Start of EXTRACTED INFORMATION
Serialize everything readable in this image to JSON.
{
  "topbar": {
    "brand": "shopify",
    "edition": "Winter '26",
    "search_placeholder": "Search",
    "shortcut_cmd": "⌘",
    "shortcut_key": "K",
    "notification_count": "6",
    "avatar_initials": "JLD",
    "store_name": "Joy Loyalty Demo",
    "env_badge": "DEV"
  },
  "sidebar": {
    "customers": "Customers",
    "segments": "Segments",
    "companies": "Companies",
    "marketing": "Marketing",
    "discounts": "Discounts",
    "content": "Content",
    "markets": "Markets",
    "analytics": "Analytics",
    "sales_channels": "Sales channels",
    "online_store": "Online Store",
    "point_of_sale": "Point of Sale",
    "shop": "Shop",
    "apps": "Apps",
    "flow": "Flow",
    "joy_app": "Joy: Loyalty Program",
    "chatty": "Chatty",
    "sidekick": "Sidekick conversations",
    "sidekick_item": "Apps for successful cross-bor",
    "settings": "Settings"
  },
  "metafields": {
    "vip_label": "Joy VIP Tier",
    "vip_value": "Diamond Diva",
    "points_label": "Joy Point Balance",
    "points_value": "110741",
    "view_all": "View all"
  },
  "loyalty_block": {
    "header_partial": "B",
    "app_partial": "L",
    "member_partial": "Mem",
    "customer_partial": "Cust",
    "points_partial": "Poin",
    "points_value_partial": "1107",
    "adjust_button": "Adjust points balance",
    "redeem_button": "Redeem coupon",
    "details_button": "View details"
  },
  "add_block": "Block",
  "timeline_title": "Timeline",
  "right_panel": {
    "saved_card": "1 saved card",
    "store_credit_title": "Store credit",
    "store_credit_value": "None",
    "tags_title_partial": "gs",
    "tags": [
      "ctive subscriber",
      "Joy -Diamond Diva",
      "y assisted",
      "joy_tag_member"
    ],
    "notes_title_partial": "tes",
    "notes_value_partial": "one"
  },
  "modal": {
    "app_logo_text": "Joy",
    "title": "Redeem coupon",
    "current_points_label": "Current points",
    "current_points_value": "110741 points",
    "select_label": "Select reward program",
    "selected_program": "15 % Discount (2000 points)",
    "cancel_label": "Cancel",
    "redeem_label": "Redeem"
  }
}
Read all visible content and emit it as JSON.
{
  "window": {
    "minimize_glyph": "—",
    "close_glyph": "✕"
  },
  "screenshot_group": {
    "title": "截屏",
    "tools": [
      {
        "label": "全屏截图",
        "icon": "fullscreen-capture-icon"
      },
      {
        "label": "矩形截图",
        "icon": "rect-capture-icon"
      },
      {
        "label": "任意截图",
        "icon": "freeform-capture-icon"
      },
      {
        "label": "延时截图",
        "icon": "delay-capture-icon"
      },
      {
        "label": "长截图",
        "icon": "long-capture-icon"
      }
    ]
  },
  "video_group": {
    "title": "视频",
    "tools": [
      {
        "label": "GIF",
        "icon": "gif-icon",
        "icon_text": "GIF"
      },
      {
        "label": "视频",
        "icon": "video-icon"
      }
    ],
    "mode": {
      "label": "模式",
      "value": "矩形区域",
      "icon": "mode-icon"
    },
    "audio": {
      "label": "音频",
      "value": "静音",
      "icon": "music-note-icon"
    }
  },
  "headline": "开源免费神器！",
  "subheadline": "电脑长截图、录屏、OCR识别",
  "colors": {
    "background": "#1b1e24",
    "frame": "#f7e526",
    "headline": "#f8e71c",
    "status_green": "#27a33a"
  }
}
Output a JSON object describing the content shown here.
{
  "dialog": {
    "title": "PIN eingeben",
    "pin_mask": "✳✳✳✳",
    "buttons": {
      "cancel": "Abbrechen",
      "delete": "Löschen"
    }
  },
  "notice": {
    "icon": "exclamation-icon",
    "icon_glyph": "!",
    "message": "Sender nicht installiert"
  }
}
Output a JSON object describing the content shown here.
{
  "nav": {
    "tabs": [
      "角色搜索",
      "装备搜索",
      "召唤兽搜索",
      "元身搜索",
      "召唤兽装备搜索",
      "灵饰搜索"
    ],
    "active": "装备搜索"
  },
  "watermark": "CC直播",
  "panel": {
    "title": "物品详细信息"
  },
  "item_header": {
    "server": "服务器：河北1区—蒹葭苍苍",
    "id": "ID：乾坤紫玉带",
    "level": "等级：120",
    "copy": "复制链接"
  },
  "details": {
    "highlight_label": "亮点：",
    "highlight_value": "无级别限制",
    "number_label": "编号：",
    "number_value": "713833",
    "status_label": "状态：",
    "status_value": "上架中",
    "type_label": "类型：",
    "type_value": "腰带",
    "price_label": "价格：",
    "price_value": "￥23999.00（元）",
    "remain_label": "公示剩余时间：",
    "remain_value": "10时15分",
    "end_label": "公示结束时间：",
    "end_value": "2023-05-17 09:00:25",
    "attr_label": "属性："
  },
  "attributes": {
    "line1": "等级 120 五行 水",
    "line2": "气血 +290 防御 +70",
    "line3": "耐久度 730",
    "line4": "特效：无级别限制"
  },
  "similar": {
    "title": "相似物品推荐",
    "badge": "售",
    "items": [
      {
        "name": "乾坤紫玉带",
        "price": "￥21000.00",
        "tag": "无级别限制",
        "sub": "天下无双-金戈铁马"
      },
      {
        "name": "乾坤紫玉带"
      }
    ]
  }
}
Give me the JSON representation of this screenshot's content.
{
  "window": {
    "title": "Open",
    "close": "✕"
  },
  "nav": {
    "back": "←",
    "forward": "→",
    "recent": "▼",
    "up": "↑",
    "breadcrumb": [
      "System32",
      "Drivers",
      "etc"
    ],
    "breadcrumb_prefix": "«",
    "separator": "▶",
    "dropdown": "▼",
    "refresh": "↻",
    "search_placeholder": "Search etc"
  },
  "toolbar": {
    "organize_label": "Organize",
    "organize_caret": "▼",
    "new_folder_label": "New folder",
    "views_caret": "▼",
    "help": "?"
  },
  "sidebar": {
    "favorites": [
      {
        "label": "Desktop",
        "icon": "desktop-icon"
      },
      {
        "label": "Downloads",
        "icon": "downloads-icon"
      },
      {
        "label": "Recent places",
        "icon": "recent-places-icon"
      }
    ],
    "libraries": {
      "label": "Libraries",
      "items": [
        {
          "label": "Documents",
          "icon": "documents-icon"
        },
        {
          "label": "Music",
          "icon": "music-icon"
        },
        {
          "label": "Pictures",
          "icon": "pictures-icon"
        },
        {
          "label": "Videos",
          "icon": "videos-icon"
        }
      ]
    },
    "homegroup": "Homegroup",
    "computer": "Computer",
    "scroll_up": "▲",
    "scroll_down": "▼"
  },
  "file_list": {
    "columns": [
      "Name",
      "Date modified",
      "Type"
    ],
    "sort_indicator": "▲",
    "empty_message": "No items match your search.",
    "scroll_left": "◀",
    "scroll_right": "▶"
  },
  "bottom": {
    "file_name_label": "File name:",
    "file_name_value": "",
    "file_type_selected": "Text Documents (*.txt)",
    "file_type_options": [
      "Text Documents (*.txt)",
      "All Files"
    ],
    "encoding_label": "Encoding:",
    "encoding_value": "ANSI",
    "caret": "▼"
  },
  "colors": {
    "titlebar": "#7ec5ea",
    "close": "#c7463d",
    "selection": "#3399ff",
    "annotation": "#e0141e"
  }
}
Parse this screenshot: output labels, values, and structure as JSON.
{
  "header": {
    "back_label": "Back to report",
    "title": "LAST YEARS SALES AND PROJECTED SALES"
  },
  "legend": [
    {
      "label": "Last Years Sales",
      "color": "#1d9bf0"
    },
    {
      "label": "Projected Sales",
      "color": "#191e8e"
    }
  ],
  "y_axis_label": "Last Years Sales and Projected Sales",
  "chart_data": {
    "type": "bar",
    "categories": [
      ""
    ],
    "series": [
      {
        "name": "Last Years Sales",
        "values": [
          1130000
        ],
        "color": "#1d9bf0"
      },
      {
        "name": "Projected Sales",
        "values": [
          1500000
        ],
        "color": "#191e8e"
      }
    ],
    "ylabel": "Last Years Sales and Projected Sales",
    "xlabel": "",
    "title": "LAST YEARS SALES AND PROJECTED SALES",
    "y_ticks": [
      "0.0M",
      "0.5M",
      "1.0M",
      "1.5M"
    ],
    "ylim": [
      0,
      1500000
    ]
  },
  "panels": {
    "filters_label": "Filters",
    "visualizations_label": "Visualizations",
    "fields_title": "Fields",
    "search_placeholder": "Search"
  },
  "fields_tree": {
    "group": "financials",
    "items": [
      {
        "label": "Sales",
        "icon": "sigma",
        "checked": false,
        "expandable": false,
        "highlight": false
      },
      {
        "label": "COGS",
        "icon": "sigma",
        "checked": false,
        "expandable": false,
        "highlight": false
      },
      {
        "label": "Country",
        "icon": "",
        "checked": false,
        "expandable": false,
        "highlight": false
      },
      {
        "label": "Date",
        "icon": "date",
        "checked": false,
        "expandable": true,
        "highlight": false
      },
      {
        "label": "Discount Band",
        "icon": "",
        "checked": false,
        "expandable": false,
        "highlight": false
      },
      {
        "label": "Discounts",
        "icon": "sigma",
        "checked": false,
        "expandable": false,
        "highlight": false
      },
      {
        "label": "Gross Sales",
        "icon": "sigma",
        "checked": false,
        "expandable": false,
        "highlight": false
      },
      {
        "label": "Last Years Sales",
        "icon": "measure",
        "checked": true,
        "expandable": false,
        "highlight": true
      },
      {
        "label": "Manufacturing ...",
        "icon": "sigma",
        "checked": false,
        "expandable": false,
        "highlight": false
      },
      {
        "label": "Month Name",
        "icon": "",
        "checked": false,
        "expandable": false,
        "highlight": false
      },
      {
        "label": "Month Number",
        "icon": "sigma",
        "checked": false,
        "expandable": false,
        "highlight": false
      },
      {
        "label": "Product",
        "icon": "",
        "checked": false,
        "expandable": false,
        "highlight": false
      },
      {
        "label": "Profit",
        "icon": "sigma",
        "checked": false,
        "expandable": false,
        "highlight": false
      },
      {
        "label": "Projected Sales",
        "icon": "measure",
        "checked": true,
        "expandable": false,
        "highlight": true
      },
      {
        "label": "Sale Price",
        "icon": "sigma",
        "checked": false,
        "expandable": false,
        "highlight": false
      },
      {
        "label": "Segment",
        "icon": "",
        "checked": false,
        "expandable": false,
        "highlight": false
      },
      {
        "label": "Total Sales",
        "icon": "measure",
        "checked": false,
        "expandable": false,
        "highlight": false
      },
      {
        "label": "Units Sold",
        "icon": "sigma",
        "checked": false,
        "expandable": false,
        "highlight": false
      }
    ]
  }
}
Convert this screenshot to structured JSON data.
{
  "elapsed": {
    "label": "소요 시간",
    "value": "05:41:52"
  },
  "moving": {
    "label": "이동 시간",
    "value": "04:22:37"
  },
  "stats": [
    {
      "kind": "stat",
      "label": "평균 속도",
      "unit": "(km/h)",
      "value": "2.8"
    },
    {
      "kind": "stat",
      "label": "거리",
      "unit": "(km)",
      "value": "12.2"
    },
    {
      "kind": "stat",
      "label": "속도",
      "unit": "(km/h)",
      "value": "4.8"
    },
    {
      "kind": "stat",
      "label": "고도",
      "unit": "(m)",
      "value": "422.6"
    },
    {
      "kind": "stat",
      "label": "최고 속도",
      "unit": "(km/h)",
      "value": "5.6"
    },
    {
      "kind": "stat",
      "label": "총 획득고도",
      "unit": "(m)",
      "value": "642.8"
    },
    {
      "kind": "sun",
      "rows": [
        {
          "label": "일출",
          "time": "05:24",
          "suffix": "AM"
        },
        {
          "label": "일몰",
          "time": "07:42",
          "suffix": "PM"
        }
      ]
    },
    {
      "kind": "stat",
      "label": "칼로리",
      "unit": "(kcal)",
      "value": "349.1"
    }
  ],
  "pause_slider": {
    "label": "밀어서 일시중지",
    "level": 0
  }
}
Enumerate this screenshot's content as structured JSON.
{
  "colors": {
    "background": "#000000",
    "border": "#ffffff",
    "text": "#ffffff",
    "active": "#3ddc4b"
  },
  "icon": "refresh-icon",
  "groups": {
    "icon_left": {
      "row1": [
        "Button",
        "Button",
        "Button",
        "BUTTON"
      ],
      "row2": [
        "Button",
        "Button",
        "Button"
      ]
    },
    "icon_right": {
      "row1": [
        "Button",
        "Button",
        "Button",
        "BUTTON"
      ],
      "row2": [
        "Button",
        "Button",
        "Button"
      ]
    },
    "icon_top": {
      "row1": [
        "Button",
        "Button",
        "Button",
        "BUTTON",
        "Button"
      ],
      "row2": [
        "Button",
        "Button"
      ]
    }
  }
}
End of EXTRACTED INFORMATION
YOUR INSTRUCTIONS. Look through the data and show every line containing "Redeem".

TASK ANSWER.
    "redeem_button": "Redeem coupon",
    "title": "Redeem coupon",
    "redeem_label": "Redeem"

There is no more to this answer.